[What is expected]: Scan the records below for the word "title". Copy each line where it appears.

(Data records for software interfaces)
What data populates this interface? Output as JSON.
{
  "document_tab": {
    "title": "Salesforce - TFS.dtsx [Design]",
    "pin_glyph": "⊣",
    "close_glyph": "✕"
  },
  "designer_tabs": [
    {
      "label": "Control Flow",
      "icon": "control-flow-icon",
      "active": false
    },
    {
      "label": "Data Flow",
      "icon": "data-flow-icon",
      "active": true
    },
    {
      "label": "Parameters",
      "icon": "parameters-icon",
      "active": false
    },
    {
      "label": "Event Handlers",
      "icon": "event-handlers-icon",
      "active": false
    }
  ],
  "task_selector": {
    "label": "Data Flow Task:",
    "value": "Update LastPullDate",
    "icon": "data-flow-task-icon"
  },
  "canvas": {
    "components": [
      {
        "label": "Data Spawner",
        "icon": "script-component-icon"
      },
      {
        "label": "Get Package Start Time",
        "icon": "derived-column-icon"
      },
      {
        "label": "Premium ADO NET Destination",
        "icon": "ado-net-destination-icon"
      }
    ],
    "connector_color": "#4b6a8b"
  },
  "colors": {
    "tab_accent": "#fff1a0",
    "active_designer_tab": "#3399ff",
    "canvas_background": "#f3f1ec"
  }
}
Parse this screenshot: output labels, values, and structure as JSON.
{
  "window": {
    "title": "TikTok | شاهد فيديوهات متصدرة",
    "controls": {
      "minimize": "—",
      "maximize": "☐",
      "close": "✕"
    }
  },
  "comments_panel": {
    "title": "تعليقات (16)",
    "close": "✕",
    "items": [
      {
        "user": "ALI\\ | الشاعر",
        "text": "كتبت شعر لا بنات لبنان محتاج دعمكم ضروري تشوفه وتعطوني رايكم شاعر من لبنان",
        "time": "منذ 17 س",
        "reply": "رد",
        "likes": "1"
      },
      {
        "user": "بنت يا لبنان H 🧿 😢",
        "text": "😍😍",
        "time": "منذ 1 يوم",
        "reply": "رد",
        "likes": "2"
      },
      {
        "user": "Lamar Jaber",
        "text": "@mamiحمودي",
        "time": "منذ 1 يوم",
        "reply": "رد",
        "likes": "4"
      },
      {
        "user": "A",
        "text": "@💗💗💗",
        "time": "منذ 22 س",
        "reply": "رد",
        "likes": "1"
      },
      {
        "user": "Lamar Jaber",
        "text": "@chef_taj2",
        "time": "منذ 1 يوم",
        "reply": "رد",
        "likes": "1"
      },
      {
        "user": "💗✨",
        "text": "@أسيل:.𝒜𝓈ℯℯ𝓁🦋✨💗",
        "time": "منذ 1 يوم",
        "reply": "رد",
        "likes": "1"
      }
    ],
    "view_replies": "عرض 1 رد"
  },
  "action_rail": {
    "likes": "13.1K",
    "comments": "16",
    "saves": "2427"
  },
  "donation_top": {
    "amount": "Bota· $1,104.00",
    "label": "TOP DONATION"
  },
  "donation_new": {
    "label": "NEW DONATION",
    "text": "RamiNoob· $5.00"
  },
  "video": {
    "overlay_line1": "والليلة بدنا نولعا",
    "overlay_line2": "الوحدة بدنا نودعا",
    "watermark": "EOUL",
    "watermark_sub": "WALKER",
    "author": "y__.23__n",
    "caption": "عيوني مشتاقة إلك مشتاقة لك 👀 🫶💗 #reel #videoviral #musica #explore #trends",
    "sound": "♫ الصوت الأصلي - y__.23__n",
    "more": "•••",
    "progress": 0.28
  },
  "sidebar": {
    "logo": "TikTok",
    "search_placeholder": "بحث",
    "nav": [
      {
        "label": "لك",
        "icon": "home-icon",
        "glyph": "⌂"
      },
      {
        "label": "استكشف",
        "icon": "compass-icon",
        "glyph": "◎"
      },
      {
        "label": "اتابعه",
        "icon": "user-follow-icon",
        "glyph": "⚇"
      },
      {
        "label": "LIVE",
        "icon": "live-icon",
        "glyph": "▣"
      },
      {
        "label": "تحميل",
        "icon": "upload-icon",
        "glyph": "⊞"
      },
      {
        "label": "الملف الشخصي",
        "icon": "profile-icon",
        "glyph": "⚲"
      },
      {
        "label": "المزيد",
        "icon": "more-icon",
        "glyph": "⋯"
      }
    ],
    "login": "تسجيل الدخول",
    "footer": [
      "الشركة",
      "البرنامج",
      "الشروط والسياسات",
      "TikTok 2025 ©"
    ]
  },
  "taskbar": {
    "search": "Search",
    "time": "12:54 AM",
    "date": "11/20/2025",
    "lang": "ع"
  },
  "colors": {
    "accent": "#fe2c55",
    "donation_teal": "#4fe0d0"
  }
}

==

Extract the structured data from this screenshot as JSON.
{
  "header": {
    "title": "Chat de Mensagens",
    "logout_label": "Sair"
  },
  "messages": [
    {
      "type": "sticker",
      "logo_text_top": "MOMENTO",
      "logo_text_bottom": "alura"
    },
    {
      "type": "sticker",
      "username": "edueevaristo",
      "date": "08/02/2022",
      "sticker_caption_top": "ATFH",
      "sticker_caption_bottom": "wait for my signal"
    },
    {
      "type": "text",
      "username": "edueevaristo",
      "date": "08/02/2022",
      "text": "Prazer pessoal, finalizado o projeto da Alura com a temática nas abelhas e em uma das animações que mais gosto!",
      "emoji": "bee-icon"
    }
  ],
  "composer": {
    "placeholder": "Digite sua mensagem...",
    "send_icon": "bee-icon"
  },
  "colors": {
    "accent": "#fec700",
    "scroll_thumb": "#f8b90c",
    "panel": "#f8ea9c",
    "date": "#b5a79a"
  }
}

[Solution]:
    "title": "Salesforce - TFS.dtsx [Design]",
    "title": "TikTok | شاهد فيديوهات متصدرة",
    "title": "تعليقات (16)",
    "title": "Chat de Mensagens",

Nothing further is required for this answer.